Bears fans are well aware of Melton's prowess on passing downs. He's still a quality pass rusher but he's a liability against the run. Still, the Bears run a hybrid defense in which Melton could excel as a part-time pass rusher on passing downs. He'd also come very cheap and hasn't missed a single regular-season contest the past two years.
Akiem Hicks, New England (6-5, 324) Age: 26
Letroy Guion, Green Bay (6-4, 322) Age: 29
Mike DeVito, Kansas City (6-3, 305) Age: 32
Kendall Reyes, San Diego (6-4, 300) Age: 26
Kevin Williams, New Orleans (6-4, 311) Age: 36
Corbin Bryant, Buffalo (6-4, 300) Age: 28
Al Woods, Tennessee (6-4, 307) Age: 29
Steve McLendon, Pittsburgh (6-3, 310) Age: 30
Sammie Lee Hill, Tennessee (6-4, 328) Age: 29
Pat Sims, Cincinnati (6-2, 340) Age: 30
Red Bryant, Arizona (6-4, 323) Age: 32
Jaye Howard: Wilkerson, Jackson and Harrison are outstanding options but all three are going to cost an arm and a leg. Howard is only 27 and is just now entering his prime. He's agile and powerful, with the ability to two-gap against the run and collapse the pocket in the face of opposing quarterbacks. Howard isn't as big of a name as some of the others on this list, so the Bears should be able to sign him at a cap-friendly price. His presence at 5-technique, as well as 3-technique on passing downs, would be a big boost to Chicago's defensive line.

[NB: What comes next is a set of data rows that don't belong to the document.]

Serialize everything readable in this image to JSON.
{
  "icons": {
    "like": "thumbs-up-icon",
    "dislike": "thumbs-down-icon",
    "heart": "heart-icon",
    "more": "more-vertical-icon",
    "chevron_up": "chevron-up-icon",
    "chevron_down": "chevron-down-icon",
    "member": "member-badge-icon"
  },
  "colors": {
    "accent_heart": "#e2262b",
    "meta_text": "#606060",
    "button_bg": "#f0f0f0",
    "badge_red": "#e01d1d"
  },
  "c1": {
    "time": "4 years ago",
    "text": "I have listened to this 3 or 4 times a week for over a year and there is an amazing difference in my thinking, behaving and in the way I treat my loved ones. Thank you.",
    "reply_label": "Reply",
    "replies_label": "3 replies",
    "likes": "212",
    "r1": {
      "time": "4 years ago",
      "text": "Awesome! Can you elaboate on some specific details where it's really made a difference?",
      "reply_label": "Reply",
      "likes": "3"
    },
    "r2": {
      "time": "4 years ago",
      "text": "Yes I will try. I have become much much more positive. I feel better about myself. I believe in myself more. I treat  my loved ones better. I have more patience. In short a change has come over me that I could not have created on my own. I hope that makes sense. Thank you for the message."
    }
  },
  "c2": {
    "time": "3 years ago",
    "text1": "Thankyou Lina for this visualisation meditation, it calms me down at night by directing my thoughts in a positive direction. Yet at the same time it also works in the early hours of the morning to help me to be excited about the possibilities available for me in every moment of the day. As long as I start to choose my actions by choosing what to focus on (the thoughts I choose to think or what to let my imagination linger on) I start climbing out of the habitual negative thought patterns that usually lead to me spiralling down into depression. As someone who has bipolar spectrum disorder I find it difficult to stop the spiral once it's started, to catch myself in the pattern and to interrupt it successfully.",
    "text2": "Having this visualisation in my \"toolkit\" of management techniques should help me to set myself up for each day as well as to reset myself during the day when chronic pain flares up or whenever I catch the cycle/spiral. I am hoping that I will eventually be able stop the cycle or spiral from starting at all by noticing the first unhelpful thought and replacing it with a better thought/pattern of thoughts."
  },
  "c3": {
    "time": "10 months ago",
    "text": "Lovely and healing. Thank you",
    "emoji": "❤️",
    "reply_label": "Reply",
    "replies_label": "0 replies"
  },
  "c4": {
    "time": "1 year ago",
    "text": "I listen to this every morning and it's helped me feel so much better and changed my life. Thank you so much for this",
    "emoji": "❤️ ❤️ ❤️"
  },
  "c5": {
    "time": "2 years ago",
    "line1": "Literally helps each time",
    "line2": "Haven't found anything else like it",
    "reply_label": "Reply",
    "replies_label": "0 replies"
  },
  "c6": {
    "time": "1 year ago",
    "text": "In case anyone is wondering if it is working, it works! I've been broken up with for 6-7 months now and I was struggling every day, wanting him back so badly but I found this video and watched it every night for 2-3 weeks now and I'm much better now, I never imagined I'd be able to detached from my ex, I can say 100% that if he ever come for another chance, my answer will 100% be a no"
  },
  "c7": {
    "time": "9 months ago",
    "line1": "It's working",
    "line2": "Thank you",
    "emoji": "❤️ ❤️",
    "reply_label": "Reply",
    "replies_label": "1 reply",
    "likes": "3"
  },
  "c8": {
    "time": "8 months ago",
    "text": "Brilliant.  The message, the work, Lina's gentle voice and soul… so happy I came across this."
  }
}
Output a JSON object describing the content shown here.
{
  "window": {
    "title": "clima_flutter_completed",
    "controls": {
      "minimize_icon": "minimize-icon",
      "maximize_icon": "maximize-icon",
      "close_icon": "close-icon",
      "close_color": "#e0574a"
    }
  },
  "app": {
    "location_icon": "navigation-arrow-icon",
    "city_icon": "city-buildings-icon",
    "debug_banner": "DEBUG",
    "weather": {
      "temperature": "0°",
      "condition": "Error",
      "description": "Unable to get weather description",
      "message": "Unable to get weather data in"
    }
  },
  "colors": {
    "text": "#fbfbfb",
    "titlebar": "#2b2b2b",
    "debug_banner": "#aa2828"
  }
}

A solid Plan B is Cedric Thornton. He's a one-dimensional player but his run-stopping prowess is something else. He's played in a 3-4 for most of his career and knows how to eat up space, shed blocks and make tackles. He'd be a solid secondary option.
In terms of a pure pass rusher, Henry Melton should not be ignored. He's been relatively healthy the past two seasons and had 2.0 sacks and 9 QB hits in limited action last season. He'll command just the veteran minimum and could add the pass rush Chicago desperately needs on 3rd down.